If you boil it down to its most simplest elements, economic development is about investing in people and infrastructure to affect positive change, which is doubly important in rural communities.
We may not have a full grasp on what the jobs of the future will be, but it’s a pretty safe bet that many if not most will be either be based on digital technologies or highly influenced by them.
Getting on the digital bandwagon was the subject of a talk that I recently gave at the Mid-Year Conference of the Texas Economic Development Council. (I would gladly give it to your group, too.)
If rural America is to compete for future capital investment and jobs, it must embrace digital tools that will allow it grow and prosper. It’s the closest thing that I can think of to a magic button for economic development in rural America.
It means investment in broadband, now considered a basic utility by business. Do not build it, and they can't come. There are different options for rural communities to get this done.
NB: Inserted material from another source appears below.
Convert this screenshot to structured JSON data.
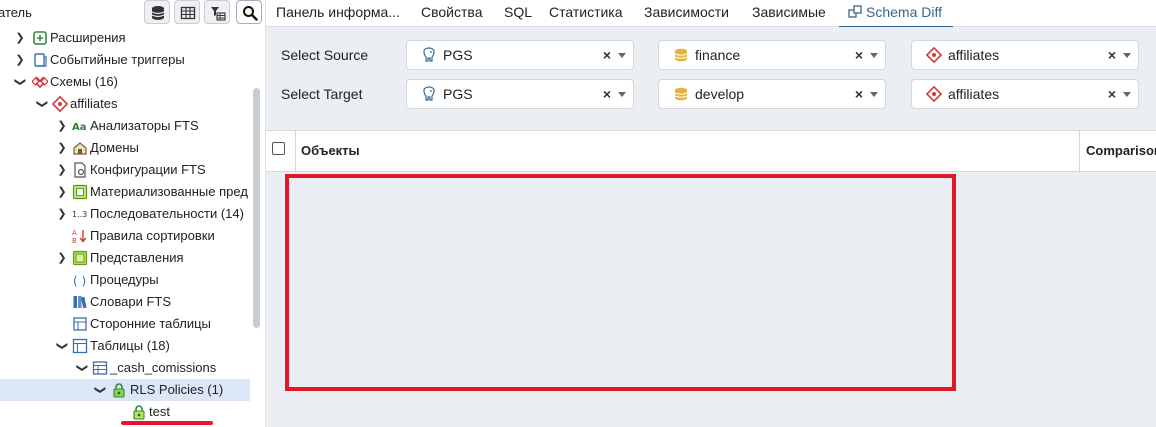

It also means that kids should learn the language of technology, which is code. Every kid should have some level of coding education before they graduate high school. Investing in infrastructure and human resources (ourselves) has to happen if rural America is not to become excluded America.